While the region reshaped itself and changed in ways most could only imagine over the decades the bridge was in service, little about the bridge had changed since Gov. Rosellini, the mayors of Seattle and Bellevue, and the president of the American Automobile Association opened the $30 million bridge on Aug. 28, 1963. As the bridge aged, it became apparent that it no longer could safely serve the transportation needs of the region.
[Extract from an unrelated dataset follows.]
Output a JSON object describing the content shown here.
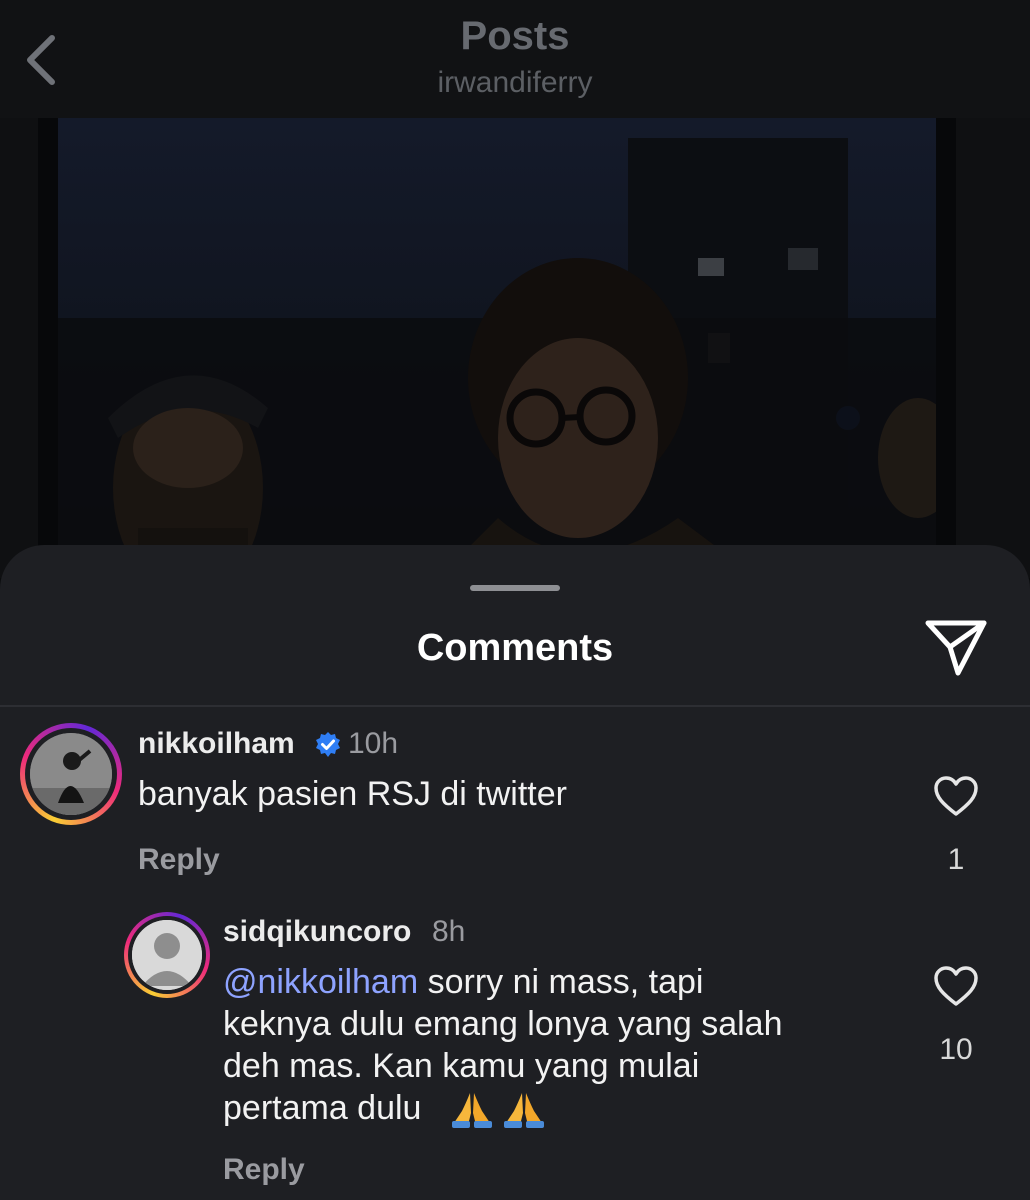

Following over a half decade of service, the old floating bridge had begun to float about a foot lower than originally designed and was closed during major storms and high winds – eliminating one of the two vital transportation corridors across Lake Washington. The aging structure required patching and repairs over the years. Contractors completed a limited seismic retrofit on the approach structures in 1999. The bridge remained at risk of collapse in an earthquake, however, because the west and east approaches rested on hollow piles that did not meet seismic design standards. Nonetheless, the old floating bridge kept people in the region moving until a new SR 520 floating bridge opened to traffic in April 2016.